In the 2011 Census, Cley was recorded as having a population of 437 residents living in 358 households.[7]

Cley falls within the constituency of North Norfolk and is represented at Parliament by Duncan Baker of the Conservative Party.

Parish church[edit]

St Margaret's, Cley is of Norman origin and is dedicated to Saint Margaret of Antioch. The great nave was completed in the 14th Century with contributions from the de Vaux family.[8] The church is Grade I listed.

Cley Marshes[edit]

Cley towermill stands at the edge of the village, next to the coastal marshes and a network of drainage channels

The marshes around Cley are internationally important for their populations of rare breeding and visiting birds. Cley Marshes bird reserve has been in the care of the Norfolk Wildlife Trust since 1926, making it the oldest county Wildlife Trust reserve in Britain.[9] Among resident breeding birds are avocet, bearded tit, bittern, marsh harrier and spoonbill. Winter visitors include brent goose, Eurasian wigeon, pintail and many species of wading birds. Cley, like neighbouring Salthouse is ideally situated at the apex of the North Norfolk coast as a staging ground for passage migrants, vagrants and rarities of all kinds. A new eco-friendly visitor centre opened in 2007 containing a café, shop, viewing areas (including viewing from a camera on the reserve), exhibition area, interpretation and toilets. The view from the visitor centre across the marsh to the sea is breathtaking. Cley Marshes is the home of the Bird Information Service, publishers of Birding World. The shingle bank holds large numbers of yellow horned poppy.

Sea defences[edit]

The salt and fresh water marshes used to be very well protected. However the cost of replenishing the shingle spit grew too much for the village to sustain. Once the repairing stopped, it became easier for waves to get through; in 1953 a large storm, measured at 5.12 m (16.8 ft) above ordnance datum (see North Sea flood of 1953) hit the North Norfolk coast and the shingle ridge was mostly destroyed. A further storm surge in 1978 measured 4.19 m (13.7 ft) above ordnance datum and the protection measures confined flooding to the marshes and A149 coast road. The North Norfolk Shoreline Management Plan introduced by the Environment Agency has proposed a number of strategies in the light of continual erosion and predicted rising sea levels caused by global warming: these include Advance the line, Hold the line, Managed retreat and Do nothing. Even after extensive public consultation there is widespread local concern that the marshes will be lost to the North Sea.

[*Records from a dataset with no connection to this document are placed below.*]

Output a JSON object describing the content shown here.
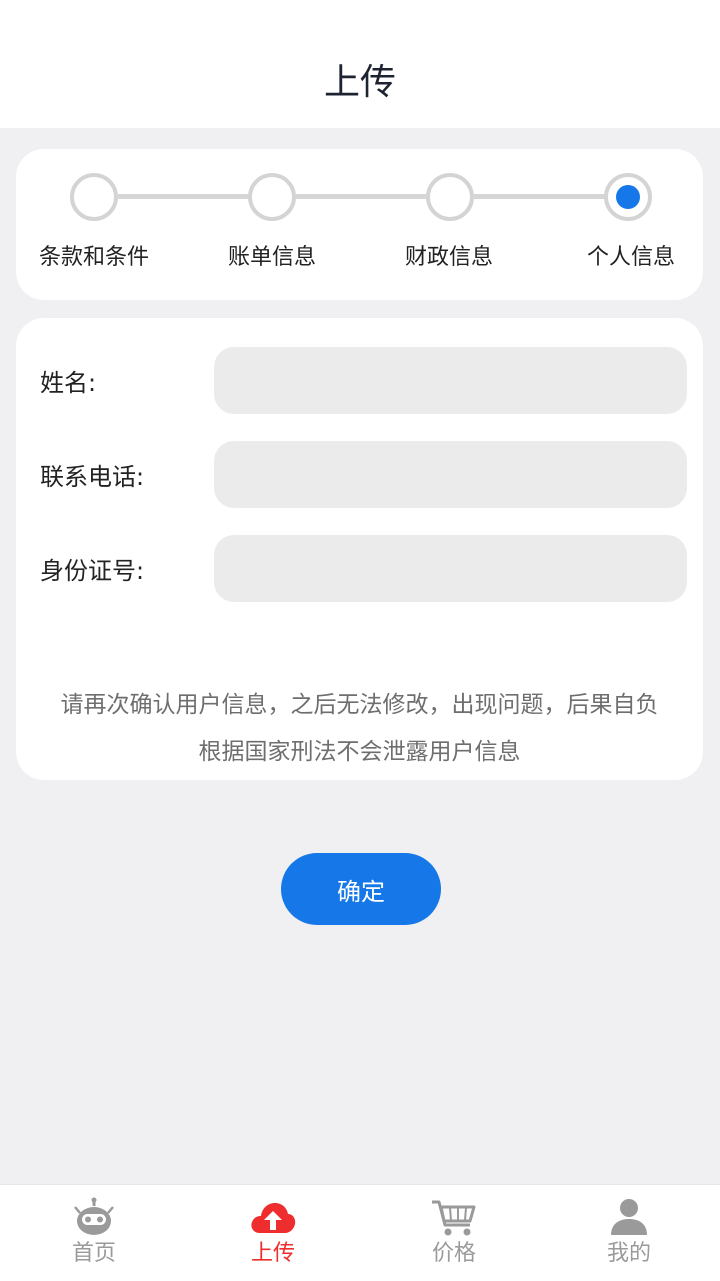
{
  "header": {
    "title": "上传"
  },
  "steps": [
    {
      "label": "条款和条件",
      "state": "inactive"
    },
    {
      "label": "账单信息",
      "state": "inactive"
    },
    {
      "label": "财政信息",
      "state": "inactive"
    },
    {
      "label": "个人信息",
      "state": "active"
    }
  ],
  "form": {
    "fields": [
      {
        "label": "姓名:",
        "value": "",
        "placeholder": ""
      },
      {
        "label": "联系电话:",
        "value": "",
        "placeholder": ""
      },
      {
        "label": "身份证号:",
        "value": "",
        "placeholder": ""
      }
    ],
    "notice_line1": "请再次确认用户信息，之后无法修改，出现问题，后果自负",
    "notice_line2": "根据国家刑法不会泄露用户信息"
  },
  "confirm_label": "确定",
  "tabbar": {
    "items": [
      {
        "label": "首页",
        "icon": "robot-icon",
        "active": false
      },
      {
        "label": "上传",
        "icon": "cloud-upload-icon",
        "active": true
      },
      {
        "label": "价格",
        "icon": "cart-icon",
        "active": false
      },
      {
        "label": "我的",
        "icon": "user-icon",
        "active": false
      }
    ]
  },
  "colors": {
    "accent": "#1677e8",
    "active_tab": "#ee2e2e",
    "inactive_tab": "#9a9a9a",
    "background": "#f0f0f2"
  }
}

Notable residents and appearance in media[edit]

BBC One balloon over Cley

William Jones was a merchant here in the 18th century. His daughter, Charlotte Jones, became a noted Royal miniature portrait painter.[10]

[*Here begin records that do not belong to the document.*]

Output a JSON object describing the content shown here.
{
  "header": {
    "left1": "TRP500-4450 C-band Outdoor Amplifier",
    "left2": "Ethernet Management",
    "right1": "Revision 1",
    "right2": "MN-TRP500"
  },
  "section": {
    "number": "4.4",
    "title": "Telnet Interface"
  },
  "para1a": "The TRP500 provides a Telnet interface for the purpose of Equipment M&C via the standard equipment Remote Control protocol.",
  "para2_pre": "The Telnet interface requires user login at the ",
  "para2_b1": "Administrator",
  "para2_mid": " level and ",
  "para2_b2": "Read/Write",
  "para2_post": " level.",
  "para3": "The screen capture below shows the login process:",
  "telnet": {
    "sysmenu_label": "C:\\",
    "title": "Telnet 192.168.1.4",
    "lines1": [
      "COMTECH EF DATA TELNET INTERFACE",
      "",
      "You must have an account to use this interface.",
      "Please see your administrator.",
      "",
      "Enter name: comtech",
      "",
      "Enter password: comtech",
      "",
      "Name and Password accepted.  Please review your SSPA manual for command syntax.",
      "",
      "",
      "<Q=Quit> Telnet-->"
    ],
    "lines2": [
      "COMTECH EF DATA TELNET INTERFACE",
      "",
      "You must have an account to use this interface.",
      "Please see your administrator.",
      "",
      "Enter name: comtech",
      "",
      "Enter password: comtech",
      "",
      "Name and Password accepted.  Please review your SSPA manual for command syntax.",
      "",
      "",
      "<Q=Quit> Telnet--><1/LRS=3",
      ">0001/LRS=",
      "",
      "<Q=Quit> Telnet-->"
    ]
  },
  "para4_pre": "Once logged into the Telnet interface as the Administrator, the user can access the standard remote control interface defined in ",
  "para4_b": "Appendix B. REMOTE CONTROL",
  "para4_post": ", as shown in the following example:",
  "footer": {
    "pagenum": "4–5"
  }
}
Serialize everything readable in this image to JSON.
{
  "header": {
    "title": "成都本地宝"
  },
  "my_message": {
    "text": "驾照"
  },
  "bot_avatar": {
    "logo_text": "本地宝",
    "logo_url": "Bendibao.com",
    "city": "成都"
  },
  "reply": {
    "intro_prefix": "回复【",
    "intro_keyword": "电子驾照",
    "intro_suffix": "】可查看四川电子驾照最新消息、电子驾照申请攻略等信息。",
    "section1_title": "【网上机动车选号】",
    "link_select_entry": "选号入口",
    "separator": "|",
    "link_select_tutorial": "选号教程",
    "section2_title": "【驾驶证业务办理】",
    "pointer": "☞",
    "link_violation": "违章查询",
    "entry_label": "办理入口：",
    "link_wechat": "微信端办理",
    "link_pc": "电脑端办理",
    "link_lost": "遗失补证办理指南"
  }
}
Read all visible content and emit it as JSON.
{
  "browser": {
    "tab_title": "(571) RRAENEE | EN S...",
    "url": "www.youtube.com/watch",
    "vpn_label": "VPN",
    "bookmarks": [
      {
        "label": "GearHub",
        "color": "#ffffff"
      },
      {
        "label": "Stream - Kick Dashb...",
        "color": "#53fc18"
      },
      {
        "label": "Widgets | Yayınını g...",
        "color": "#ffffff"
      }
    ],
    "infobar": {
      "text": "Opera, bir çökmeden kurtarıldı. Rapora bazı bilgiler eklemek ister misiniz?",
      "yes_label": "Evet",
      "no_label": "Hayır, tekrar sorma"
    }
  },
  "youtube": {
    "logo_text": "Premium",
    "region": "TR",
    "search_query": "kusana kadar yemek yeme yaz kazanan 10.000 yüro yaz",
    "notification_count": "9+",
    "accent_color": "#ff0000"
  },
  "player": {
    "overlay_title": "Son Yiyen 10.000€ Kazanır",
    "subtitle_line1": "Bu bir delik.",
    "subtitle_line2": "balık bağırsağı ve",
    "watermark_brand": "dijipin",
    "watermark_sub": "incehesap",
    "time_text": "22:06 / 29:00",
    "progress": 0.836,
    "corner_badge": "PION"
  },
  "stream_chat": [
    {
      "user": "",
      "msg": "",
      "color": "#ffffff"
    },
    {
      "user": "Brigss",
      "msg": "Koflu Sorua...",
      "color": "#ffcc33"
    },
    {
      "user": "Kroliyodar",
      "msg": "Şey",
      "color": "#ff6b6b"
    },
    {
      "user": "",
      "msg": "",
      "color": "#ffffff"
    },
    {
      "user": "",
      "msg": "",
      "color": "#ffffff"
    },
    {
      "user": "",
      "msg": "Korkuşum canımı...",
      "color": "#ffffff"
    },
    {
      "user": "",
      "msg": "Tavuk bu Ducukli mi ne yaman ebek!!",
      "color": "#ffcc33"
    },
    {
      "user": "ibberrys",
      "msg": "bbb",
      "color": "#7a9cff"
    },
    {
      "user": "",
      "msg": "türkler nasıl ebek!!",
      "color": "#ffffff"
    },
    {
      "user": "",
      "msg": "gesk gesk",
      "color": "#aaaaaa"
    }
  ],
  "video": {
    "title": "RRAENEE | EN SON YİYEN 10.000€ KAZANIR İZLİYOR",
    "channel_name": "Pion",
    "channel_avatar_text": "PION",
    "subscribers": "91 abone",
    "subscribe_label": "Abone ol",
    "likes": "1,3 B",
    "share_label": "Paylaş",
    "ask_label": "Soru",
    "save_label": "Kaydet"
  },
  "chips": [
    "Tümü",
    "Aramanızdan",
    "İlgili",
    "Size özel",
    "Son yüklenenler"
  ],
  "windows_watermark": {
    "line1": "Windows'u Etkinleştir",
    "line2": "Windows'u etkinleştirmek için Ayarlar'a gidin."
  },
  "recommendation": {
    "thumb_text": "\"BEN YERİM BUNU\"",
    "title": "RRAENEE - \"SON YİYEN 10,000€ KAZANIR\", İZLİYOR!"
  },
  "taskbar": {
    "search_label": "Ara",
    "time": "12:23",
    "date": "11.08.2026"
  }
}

James Blunt spent time, in his early years, at his grandfather's and later his father's windmill in the village.[5]

Cley Old Hall was used as a location in the 1982 film The Ploughman's Lunch. In July 1997 the BBC filmed one of its BBC One balloon idents, which ran from 1997 to 2002, in the village.

War memorials[edit]

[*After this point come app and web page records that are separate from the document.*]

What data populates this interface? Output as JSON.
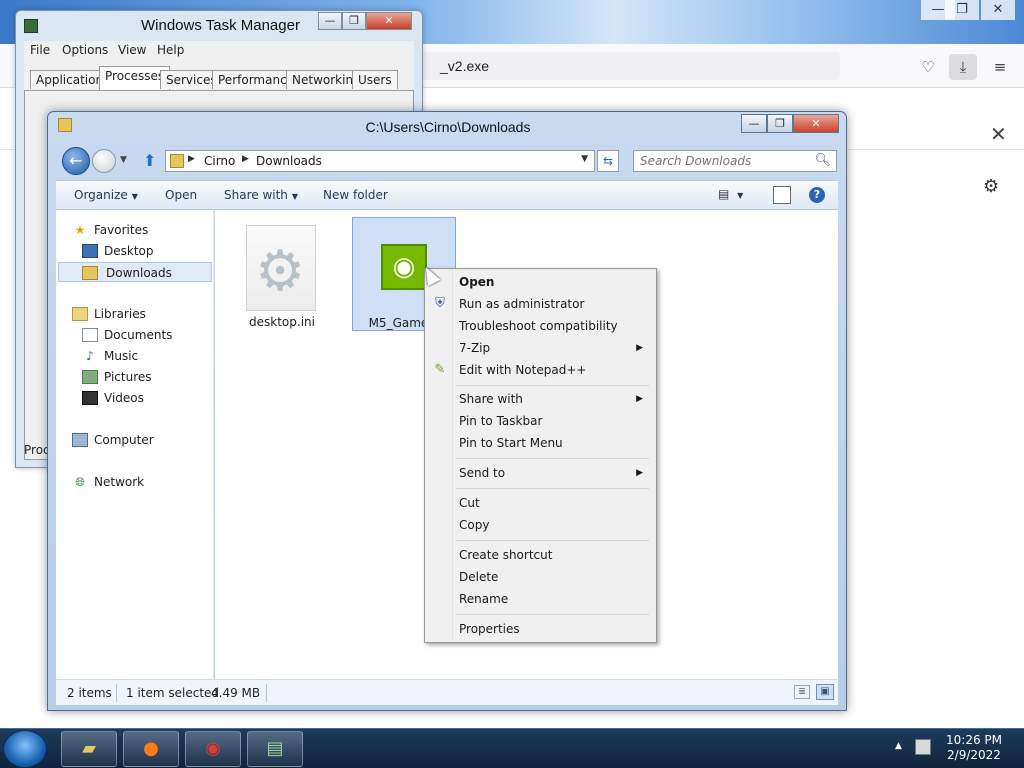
{
  "firefox": {
    "url_text": "_v2.exe",
    "window_buttons": [
      "—",
      "❐",
      "✕"
    ],
    "close_glyph": "✕"
  },
  "taskmgr": {
    "title": "Windows Task Manager",
    "menu": [
      "File",
      "Options",
      "View",
      "Help"
    ],
    "tabs": [
      "Applications",
      "Processes",
      "Services",
      "Performance",
      "Networking",
      "Users"
    ],
    "active_tab": "Processes",
    "status_text": "Proc"
  },
  "explorer": {
    "title": "C:\\Users\\Cirno\\Downloads",
    "breadcrumb": [
      "Cirno",
      "Downloads"
    ],
    "search_placeholder": "Search Downloads",
    "toolbar": {
      "organize": "Organize",
      "open": "Open",
      "share_with": "Share with",
      "new_folder": "New folder"
    },
    "nav": {
      "favorites": "Favorites",
      "desktop": "Desktop",
      "downloads": "Downloads",
      "libraries": "Libraries",
      "documents": "Documents",
      "music": "Music",
      "pictures": "Pictures",
      "videos": "Videos",
      "computer": "Computer",
      "network": "Network"
    },
    "files": [
      {
        "name": "desktop.ini",
        "icon": "gear-file-icon",
        "selected": false
      },
      {
        "name": "M5_Game_v2.exe",
        "display_name": "M5_Game_v",
        "icon": "nvidia-icon",
        "selected": true
      }
    ],
    "status": {
      "items": "2 items",
      "selected": "1 item selected",
      "size": "4.49 MB"
    }
  },
  "context_menu": {
    "items": [
      {
        "label": "Open",
        "bold": true
      },
      {
        "label": "Run as administrator",
        "icon": "shield-icon"
      },
      {
        "label": "Troubleshoot compatibility"
      },
      {
        "label": "7-Zip",
        "submenu": true
      },
      {
        "label": "Edit with Notepad++",
        "icon": "notepad-icon"
      },
      {
        "label": "Share with",
        "submenu": true
      },
      {
        "label": "Pin to Taskbar"
      },
      {
        "label": "Pin to Start Menu"
      },
      {
        "label": "Send to",
        "submenu": true
      },
      {
        "label": "Cut"
      },
      {
        "label": "Copy"
      },
      {
        "label": "Create shortcut"
      },
      {
        "label": "Delete"
      },
      {
        "label": "Rename"
      },
      {
        "label": "Properties"
      }
    ]
  },
  "taskbar": {
    "time": "10:26 PM",
    "date": "2/9/2022",
    "pinned": [
      "explorer-icon",
      "firefox-icon",
      "chrome-icon",
      "taskmgr-icon"
    ]
  },
  "colors": {
    "nvidia_green": "#76b900",
    "selection_blue": "#cfe0f6",
    "firefox_accent": "#0a84ff"
  }
}
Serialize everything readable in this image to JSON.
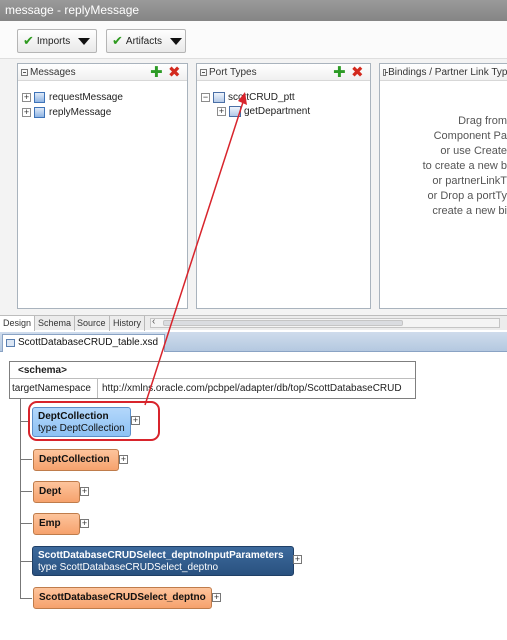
{
  "window": {
    "title": "message - replyMessage"
  },
  "toolbar": {
    "imports_label": "Imports",
    "artifacts_label": "Artifacts"
  },
  "messages_pane": {
    "title": "Messages",
    "items": [
      {
        "label": "requestMessage"
      },
      {
        "label": "replyMessage"
      }
    ]
  },
  "port_types_pane": {
    "title": "Port Types",
    "port_type": "scottCRUD_ptt",
    "operation": "getDepartment"
  },
  "bindings_pane": {
    "title": "Bindings / Partner Link Types",
    "hint_lines": [
      "Drag from",
      "Component Pa",
      "or use Create",
      "to create a new b",
      "or partnerLinkT",
      "or Drop a portTy",
      "create a new bi"
    ]
  },
  "bottom_tabs": [
    {
      "label": "Design",
      "active": true
    },
    {
      "label": "Schema"
    },
    {
      "label": "Source"
    },
    {
      "label": "History"
    }
  ],
  "file_tab": {
    "label": "ScottDatabaseCRUD_table.xsd"
  },
  "schema": {
    "title": "<schema>",
    "target_ns_key": "targetNamespace",
    "target_ns_value": "http://xmlns.oracle.com/pcbpel/adapter/db/top/ScottDatabaseCRUD"
  },
  "elements": [
    {
      "name": "DeptCollection",
      "type": "type DeptCollection",
      "style": "blue-light"
    },
    {
      "name": "DeptCollection",
      "style": "orange"
    },
    {
      "name": "Dept",
      "style": "orange"
    },
    {
      "name": "Emp",
      "style": "orange"
    },
    {
      "name": "ScottDatabaseCRUDSelect_deptnoInputParameters",
      "type": "type ScottDatabaseCRUDSelect_deptno",
      "style": "blue-dark"
    },
    {
      "name": "ScottDatabaseCRUDSelect_deptno",
      "style": "orange"
    }
  ],
  "colors": {
    "annotation_red": "#d8242c",
    "element_orange": "#f6a26d",
    "element_blue": "#8ec2f4",
    "element_dark_blue": "#29517f"
  }
}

Cley's war memorials take the form of two carved stone tablets located inside St Margaret's Church. It lists the following names for the First World War:


  1. ^ "Parish population 2011". Archived from the original on 4 March 2016. Retrieved 1 September 2015.
  2. ^ "Cley Parish Council". Retrieved 19 April 2018.
  3. ^ University of Nottingham. (2022). Retrieved 12 December 2022.
  4. ^ Domesday Book. (1086). Retrieved 12 December 2022.
  5. ^ a b "Norfolk – Entertainment – James Blunt interview". BBC. 18 May 2005. Retrieved 26 March 2013.
  6. ^ Hollis, Matthew: Now All Roads Lead to France – The Last Years of Edward Thomas, Faber & Faber, London, 2011
  7. ^ Office for National Statistics. (2011). Retrieved 12 December 2022.
  8. ^ Knott, S. (2022). Retrieved 12 December 2022.
  9. ^ "Cley Marshes". Norfolk Wildlife Trust. Retrieved 26 March 2013.
  10. ^ Annette Peach, 'Jones, Charlotte (1768–1847)', Oxford Dictionary of National Biography, Oxford University Press, 2004 accessed 17 Jan 2015

External links[edit]